Attractions in (or reasonably accessible from) Russia:

Red Square

Attraction Type: Public Square/Public Place
Red Square is the heart of Moscow and the often the first destination for most visitors to the city. Surrounded by St. Basil's Cathedral, the State History Museum, Lenin's Mausoleum and one of the Kremlin's long brick walls, the Red Square is the centre point for attractions in Moscow. The cobbles that make up the square are black and not red; the name comes from another gloss of the Russian word "krasniy", meaning "beautiful". The buildings surrounding the Square are all significant in some respect. Lenin's Mausoleum, for example, contains the embalmed body of Vladimir Ilyich Lenin, the founder of the Soviet Union. Nearby to the south is the elaborate brightly-domed Saint Basil's Cathedral and the palaces and cathedrals of the Kremlin. On the E side of the square is the GUM department store, and next to it the restored Kazan Cathedral. The N side is occup...

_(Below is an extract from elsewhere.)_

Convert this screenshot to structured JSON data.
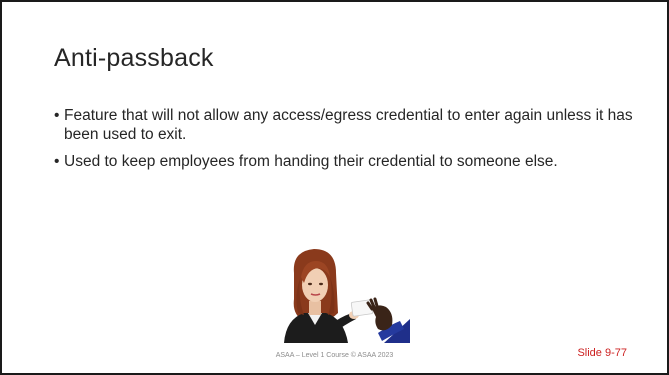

Attraction Type: Castle / Palace
The Moscow Kremlin ('Kremlin' meaning "fortress", "citadel" or "castle" and refers to any major fortified central complex found in historic Russian cities), is Russia's presidential administration. Outside Russia, the name "Kremlin" is sometimes mistakenly thought of as being Saint Basil's Cathedral because of its distinctive environment, although this is not a part of the Moscow Kremlin. This giant Moscow Kremlin cannot be missed and the diamond collection in the Armoury is worth a visit on its own. There are several stunning churches that also warrant a visit. Most tourists choose one or two buildings to go inside, then enjoy the rest from the gardens. Also popular is the ballet in the Conference Centre which has some very cheap matinee performances (and you can change seats in the interval). There are also rotating exhibitions which c...

St Basil's Cathedral

Attraction Type: Religious Building
St Basil's Cathedral is a Russian cathedral erected on the Red Square in Moscow in 1555–1561. Built on the order of Ivan IV of Russia to commemorate the capture of Kazan and Astrakhan, it marks the geometric centre of the city and the hub of its growth since the 14th century. It was the tallest building in Moscow until the completion of the Ivan the Great Bell Tower in 1600. The building's design has no analogues in Russian architecture and isn't like any other Russian building. The cathedral foreshadowed the climax of Russian national architecture in the 17th century but has never been reproduced directly. The cathedral has operated as a division of the State Historical Museum since 1928. It was completely secularized in 1929 and, as of 2009, remains a federal property of the Russian Federation. The cathedral has been part of the Moscow Kremlin and Red Square UNESCO World He...

State Hermitage Museum

Attraction Type: Museum
The Hermitage Museum (Winter Palace) is Saint Petersburg's prime attraction, a massive palace type museum showing the highlights of a collection of over 3,000,000 pieces spanning the globe. The Hermitage is truly one of the world's great museums, with an imposing setting displaying priceless works by Rembrandt, Da Vinci, Michealangelo, Reubens and more. It is recommended, though not required!, to get a tour guide. They can charge as much as $100 but they can tell you more about the building and the items and take you directly to the items you want to see. Ticketing is complex, but the Hermitage itself is around 100 rubles for Russians and around 350 rubles for foreigners. Students of all nationalities get in for free, but don't forget your student card with photo! The collections occupy a large complex of six historic buildings along Palace Embankment, including the ...